Plantar Fasciitis…. Your Pain May Have Started Elsewhere 1st!
As spring comes into focus, Chicagoans will get more time outside to run, bike, or be more active. These activities coupled with weight training, cycling, or taking any HIIT classes can lead to possible plantar fasciitis. But one may not know is that plantar fasciitis, or inflammation of the connective tissue of the foot, can be lurking under the surface if you start to complain of shin and/or calf pain. Often, plantar fasciitis can manifest itself through pain and injury to the calf and shin before ever starting in the foot. It is important to note that once symptoms come on, eliminating this will prove a challenge if you do not have this evaluated soon. If you continue to exercise, there is a probability that you will have to miss exercise in the future due to the increasing pain.
If the pain becomes very uncomfortable or begins to limit your activity, one should visit a sports certified chiropractor to evaluate it. Often, sports chiropractors will analyze your gait and movement with different tests to develop a full picture of how the problem started. If they are to discover your plantar fasciitis began in your calves, and shins, this is going to allow him/her to treat the injury properly to return to exercise quicker.
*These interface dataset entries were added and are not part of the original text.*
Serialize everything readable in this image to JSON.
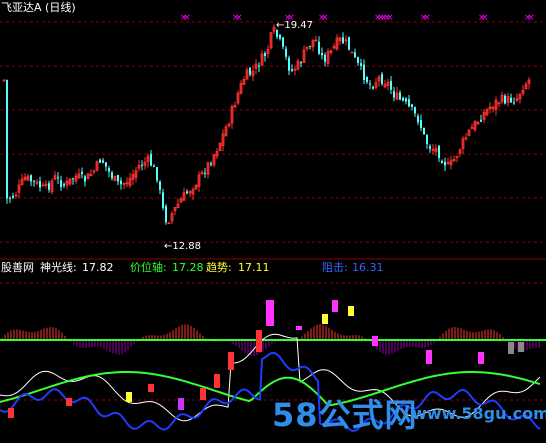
{
  "upper_panel": {
    "title": "飞亚达A (日线)",
    "high_marker": "←19.47",
    "low_marker": "←12.88",
    "colors": {
      "up": "#ff3030",
      "down": "#54ffff",
      "grid": "#8b0000",
      "signal": "#ff00ff"
    }
  },
  "indicator_bar": {
    "name": "股善网",
    "items": [
      {
        "label": "神光线:",
        "value": "17.82",
        "color": "#ffffff"
      },
      {
        "label": "价位轴:",
        "value": "17.28",
        "color": "#33ff33"
      },
      {
        "label": "趋势:",
        "value": "17.11",
        "color": "#ffff33"
      },
      {
        "label": "阻击:",
        "value": "16.31",
        "color": "#3366ff"
      }
    ]
  },
  "lower_panel": {
    "colors": {
      "white_line": "#ffffff",
      "green_line": "#33ff33",
      "blue_line": "#1d3cff",
      "bars_up": "#ff3333",
      "bars_down": "#9900aa"
    }
  },
  "watermark": {
    "text": "58公式网",
    "url": "www.58gu.com"
  }
}
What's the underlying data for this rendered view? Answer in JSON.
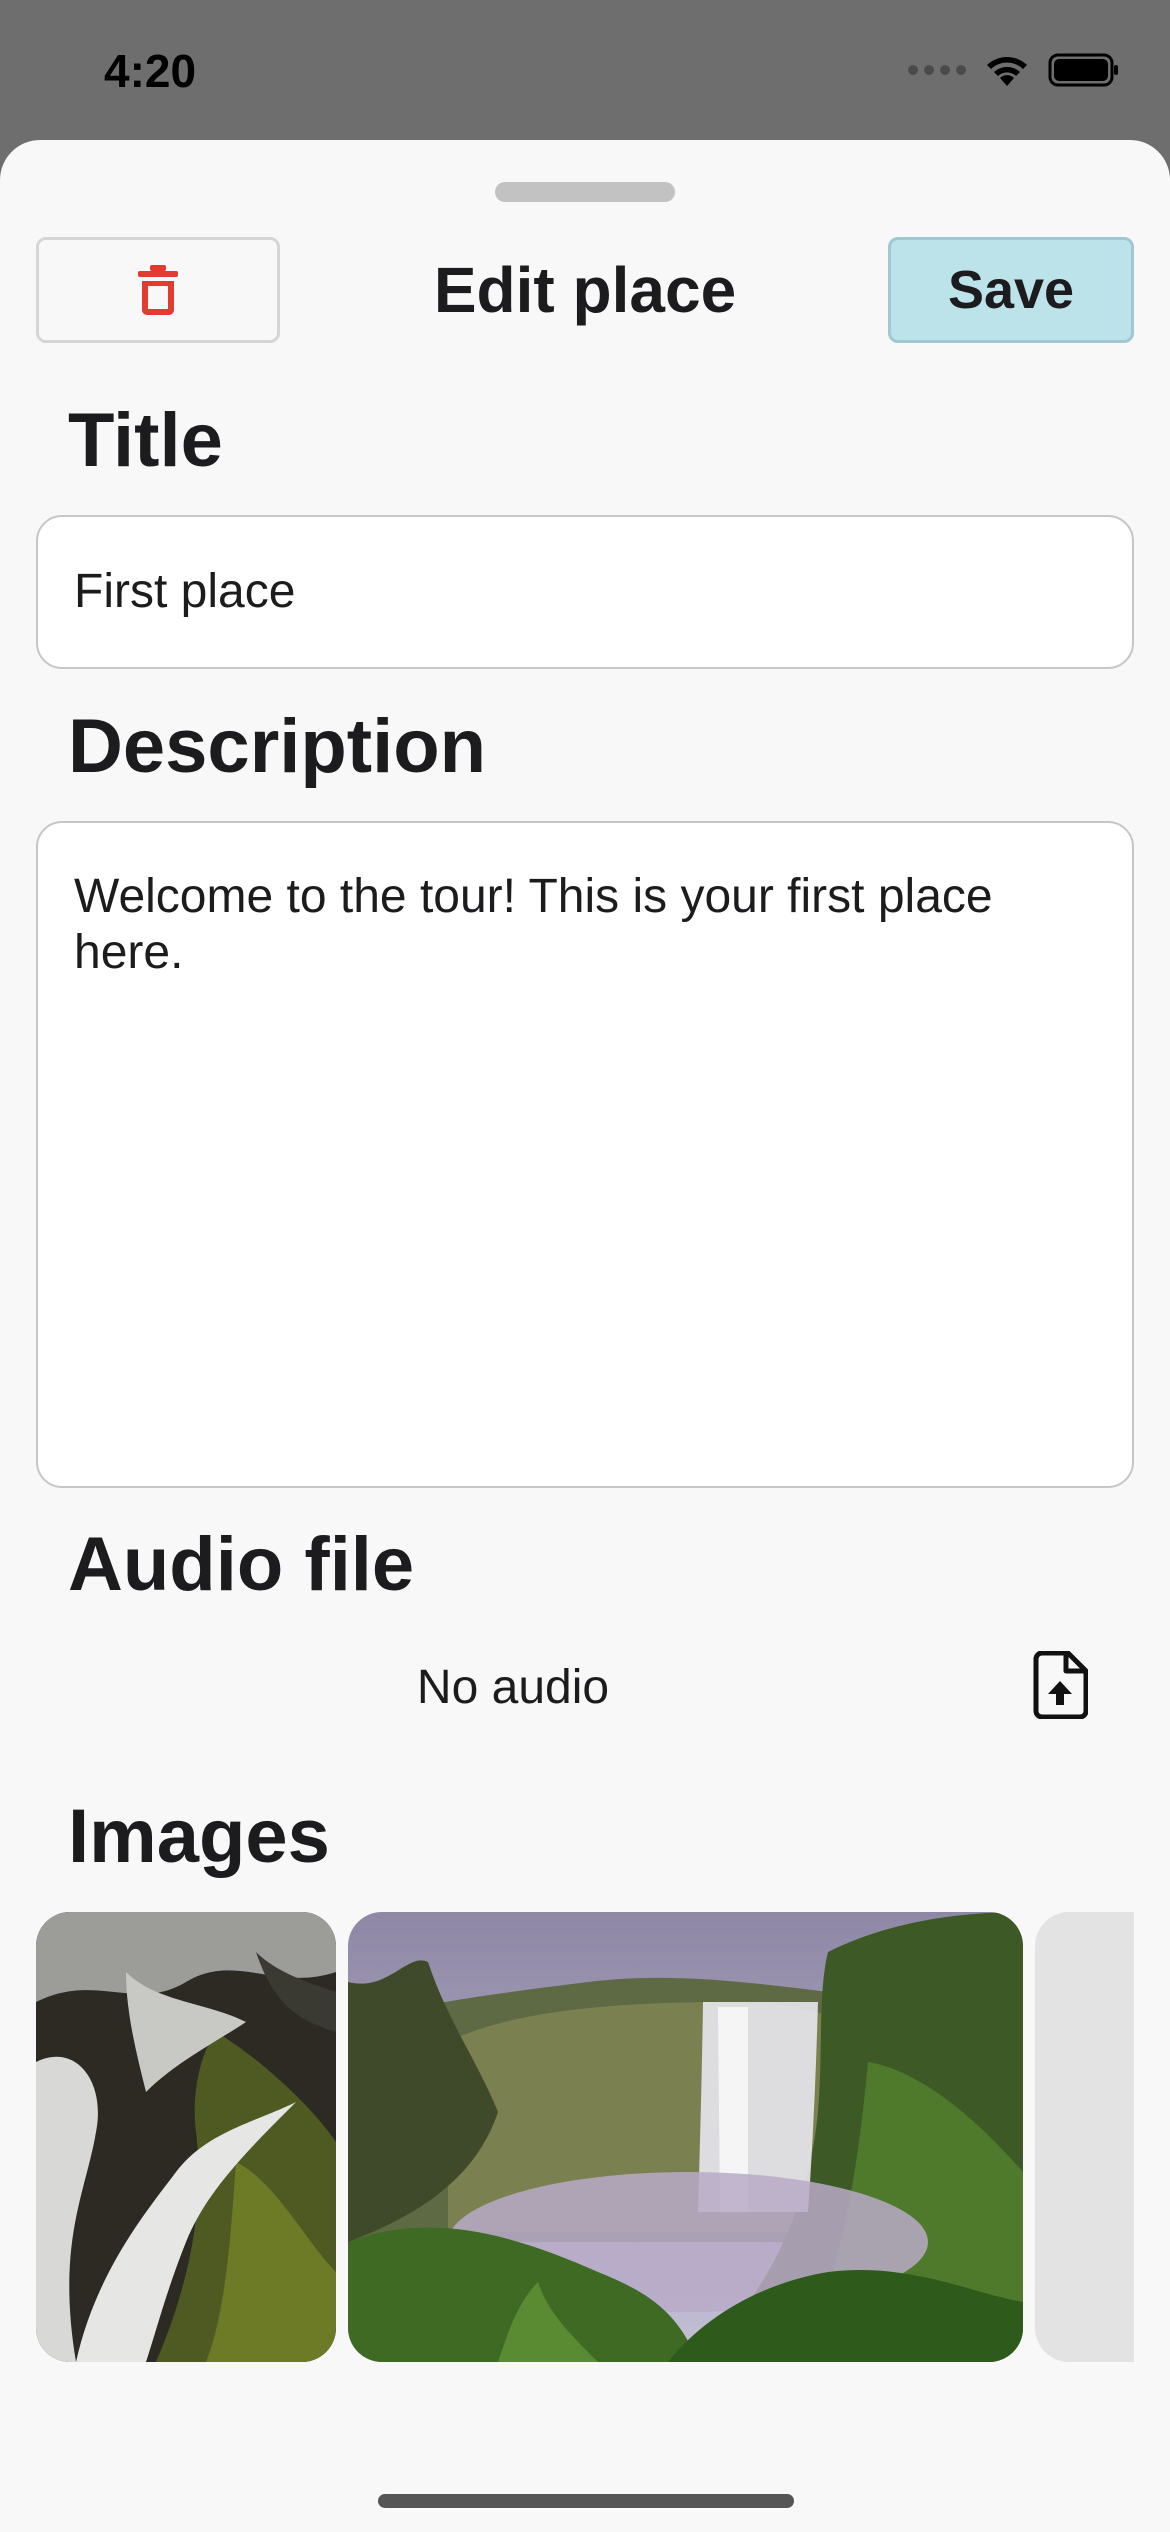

Sports certified chiropractors treat conditions like plantar fasciitis well because of the reasons listed above, but sports chiropractors certified in Active Release Techniques (ART) can treat the problem faster as scar tissue can be broken from the tissues involved in the feet, calves, and/or shins resulting in less pressure and pain when walking or exercising. ART is applied to certain muscles of the feet, and lower legs, including, but not limited to: posterior tibialis, anterior tibialis, flexor digitorum longus, and plantar fascia itself. By performing ART on these tissues in and around the foot, you allow better movement of the foot and ankle.
Also, the sports ART chiropractor should look above the foot and lower leg into the knee, hip, and possibly the lower back to see if any compensation occurred in these areas. Also, taping the foot and lower leg will help to support the arch and/or foot to limit the injury from worsening. These measures will allow the athlete to resume their exercise regimen faster multiple therapies, especially ART will improve flexibility, mobility, and indirectly increasing stability and body awareness of moving more efficiently through the ankle, foot, and lower leg. Depending on how long one has dealt with the injury will influence how effective ART, taping, and manipulation of the lower leg, foot, and ankle are in returning the athlete to exercising (before the pain came on).
In the end, a reactive approach causes you more time, pain, and money away from exercise. Be PROACTIVE about treating your plantar fasciitis with ART and chiropractic.
Brian Marion, DC, CCSP, ART, CKTP
Lincoln Park Chiropractic 2202 N. Lincoln Ave Suite 1 Chicago, IL 60614
(773) 248-2790 www.lincolnparkchiropractic.com